The making of Randolph Scott’s Westerns
In the nineteen-thirties and forties, Randolph Scott made a series of Westerns that were very popular at the time. These movies were so successful that Scott became known as the “King of the Cowboys.” He made a total of seventy-two Westerns during his career, which spanned more than two decades.
Scott’s Westerns were characterized by their realistic portrayal of frontier life. They often dealt with themes of honesty, justice, and loyalty. In many of his movies, Scott played a lawman or a cowboy who was trying to bring order to the chaotic West. He was known for his rugged good looks and his stoic demeanor.
While Scott’s Westerns were popular with audiences, they were not always well-received by critics. Some critics accused Scott of glorifying violence and portraying Native Americans in a negative light. Nonetheless, Scott’s Westerns remain popular today, and they are considered classics of the genre.
The sets and locations of Randolph Scott’s Westerns
Randolph Scott was one of the most prolific actors in Hollywood history. He appeared in over 100 films, and his career spanned almost four decades. Scott is best known for his starring roles in Western films, and he made a total of 24 Westerns during his career.
Scott’s first Western was “The Virginian” in 1929, and his last was “The Desperadoes” in 1943. In between, he appeared in classics like “Ruby Gentry” (1952), “Ride Lonesome” (1959), and “Comanche Station” (1960). Many of Scott’s Westerns were shot on location in the American West, and they featured some of the most iconic sets and locations in Hollywood history.

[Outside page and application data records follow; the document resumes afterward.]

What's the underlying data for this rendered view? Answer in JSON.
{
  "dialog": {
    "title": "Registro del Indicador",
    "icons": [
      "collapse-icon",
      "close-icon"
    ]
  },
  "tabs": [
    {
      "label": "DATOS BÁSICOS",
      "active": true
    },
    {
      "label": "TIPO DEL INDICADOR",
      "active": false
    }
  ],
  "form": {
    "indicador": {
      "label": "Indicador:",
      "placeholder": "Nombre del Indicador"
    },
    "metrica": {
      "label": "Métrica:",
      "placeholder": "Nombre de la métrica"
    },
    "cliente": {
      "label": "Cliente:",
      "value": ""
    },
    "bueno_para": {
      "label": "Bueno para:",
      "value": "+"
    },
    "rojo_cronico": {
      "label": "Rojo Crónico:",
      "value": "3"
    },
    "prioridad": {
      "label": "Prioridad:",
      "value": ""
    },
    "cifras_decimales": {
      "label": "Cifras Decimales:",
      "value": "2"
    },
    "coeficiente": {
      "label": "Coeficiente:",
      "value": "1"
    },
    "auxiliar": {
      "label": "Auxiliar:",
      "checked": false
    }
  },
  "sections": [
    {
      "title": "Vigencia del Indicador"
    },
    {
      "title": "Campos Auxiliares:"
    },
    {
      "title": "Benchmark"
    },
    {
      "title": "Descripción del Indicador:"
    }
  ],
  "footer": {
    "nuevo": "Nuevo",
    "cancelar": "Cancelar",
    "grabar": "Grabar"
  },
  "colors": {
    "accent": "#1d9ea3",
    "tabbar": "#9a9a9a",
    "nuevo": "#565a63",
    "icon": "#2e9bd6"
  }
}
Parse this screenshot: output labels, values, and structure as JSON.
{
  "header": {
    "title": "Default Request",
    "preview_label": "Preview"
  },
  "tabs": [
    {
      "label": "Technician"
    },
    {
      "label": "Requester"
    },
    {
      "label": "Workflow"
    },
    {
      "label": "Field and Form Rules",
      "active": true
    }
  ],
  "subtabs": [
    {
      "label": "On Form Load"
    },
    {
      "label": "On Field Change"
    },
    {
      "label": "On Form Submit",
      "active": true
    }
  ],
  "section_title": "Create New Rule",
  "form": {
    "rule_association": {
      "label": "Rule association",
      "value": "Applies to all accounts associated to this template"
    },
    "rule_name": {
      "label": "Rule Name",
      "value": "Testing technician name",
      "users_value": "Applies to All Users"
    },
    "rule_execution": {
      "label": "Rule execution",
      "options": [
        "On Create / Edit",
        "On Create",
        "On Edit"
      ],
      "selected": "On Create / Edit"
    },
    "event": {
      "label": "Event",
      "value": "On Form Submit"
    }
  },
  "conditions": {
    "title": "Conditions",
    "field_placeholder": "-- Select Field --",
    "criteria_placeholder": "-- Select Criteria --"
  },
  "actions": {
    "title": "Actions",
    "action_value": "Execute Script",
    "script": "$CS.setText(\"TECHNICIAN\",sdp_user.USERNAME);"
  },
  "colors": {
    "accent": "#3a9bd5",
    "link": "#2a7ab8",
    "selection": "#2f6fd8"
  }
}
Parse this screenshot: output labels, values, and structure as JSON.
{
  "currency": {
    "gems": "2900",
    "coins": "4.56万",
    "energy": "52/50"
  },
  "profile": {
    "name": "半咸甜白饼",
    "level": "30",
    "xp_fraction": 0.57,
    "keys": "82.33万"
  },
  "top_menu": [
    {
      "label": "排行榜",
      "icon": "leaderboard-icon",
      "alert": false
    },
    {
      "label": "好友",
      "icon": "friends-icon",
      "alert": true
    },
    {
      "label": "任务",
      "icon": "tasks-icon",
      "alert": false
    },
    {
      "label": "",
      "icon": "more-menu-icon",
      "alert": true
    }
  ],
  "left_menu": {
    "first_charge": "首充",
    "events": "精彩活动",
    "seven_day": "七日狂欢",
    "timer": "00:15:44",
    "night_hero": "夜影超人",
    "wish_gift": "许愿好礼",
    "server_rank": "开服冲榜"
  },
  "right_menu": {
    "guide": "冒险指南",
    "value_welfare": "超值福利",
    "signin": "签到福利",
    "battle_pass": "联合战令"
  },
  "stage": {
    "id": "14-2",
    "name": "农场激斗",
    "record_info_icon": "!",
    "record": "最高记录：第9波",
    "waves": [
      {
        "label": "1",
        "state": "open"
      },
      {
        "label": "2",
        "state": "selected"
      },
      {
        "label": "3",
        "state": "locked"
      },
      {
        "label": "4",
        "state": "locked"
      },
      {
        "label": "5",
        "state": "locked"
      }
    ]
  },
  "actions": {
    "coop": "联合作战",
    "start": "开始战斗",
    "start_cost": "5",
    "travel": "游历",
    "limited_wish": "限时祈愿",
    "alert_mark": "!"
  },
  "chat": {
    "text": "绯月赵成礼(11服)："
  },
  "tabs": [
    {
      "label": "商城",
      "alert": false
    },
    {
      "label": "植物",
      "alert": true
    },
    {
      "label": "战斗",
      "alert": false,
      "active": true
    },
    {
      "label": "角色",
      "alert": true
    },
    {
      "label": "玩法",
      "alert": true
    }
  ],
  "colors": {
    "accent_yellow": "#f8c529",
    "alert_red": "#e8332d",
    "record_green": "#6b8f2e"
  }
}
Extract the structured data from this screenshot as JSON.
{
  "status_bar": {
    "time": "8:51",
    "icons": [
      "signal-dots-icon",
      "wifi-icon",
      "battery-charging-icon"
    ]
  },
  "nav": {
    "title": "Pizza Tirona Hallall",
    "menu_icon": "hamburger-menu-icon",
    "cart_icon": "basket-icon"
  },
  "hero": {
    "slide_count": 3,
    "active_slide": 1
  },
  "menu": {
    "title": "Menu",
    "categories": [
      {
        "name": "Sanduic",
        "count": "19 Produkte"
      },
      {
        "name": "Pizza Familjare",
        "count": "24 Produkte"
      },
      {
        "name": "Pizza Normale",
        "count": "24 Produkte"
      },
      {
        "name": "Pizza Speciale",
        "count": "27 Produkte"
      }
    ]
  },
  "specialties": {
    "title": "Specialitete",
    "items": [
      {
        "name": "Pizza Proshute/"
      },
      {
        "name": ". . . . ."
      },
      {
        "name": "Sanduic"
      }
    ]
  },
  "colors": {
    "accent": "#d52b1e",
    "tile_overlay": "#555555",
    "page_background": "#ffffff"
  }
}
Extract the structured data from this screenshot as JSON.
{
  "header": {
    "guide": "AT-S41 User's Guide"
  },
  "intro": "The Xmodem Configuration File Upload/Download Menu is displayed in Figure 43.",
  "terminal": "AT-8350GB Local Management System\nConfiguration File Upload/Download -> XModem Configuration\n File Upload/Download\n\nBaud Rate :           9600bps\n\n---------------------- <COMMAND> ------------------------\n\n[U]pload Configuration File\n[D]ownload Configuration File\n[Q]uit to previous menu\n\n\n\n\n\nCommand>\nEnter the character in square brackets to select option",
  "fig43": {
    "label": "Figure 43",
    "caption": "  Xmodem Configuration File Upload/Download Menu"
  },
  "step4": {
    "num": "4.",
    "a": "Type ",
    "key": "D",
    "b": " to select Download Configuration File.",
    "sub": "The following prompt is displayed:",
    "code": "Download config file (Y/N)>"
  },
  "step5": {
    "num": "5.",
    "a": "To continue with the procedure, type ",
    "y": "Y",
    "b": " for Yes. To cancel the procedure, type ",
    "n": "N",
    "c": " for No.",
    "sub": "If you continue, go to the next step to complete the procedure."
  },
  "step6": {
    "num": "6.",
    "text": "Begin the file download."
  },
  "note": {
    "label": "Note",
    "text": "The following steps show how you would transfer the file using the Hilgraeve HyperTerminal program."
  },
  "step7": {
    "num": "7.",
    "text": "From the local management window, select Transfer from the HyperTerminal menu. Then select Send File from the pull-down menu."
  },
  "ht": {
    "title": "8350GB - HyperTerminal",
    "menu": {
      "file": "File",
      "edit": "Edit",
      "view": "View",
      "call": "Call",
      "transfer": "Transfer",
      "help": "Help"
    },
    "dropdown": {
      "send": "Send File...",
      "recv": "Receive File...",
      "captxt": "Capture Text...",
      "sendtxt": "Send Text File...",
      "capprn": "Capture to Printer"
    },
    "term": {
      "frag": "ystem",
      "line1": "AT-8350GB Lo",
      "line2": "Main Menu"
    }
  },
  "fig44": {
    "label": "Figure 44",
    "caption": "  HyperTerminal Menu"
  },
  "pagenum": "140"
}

From the open plains of Wyoming to the mountain vistas of Colorado, Scott’s Westerns captured the beauty and majesty of the American West. If you’re a fan of Randolph Scott or a lover of Westerns, be sure to check out these 24 classic films.
The costumes of Randolph Scott’s Westerns
Randolph Scott made a total of 87 Western movies over the course of his career. He is best remembered for his starring roles in popular films like “Ride the High Country,” “The Tall T,” and “The Man from Laramie.” But in addition to his on-screen roles, Scott was also known for his impeccable taste in Western-style clothing.
In an interview with Look magazine in 1955, Scott revealed that he always took great care to select the right costume for each of his characters. “I feel that the clothes a man wears are just as important as the gun he carries,” he said. “They convey just as much information about him. They show what kind of a man he is, whether he’s aggressive or easygoing, whether he’s a thinker or a doer.”
Scott’s attention to detail paid off: his Western characters were some of the most stylish and easily recognizable in all of cinema. From the rugged leather jackets and jeans of his early films to the tailored suits and cowboy hats of his later work, Randolph Scott’s on-screen wardrobe was always worth watching.
The music of Randolph Scott’s Westerns
Randolph Scott’s westerns are well-known for their distinctive music. The composer of most of these films, Max Steiner, created a unique sound that helped to define the genre. Steiner’s music has been praised for its emotion and grandeur, and it remains an important part of Randolph Scott’s legacy.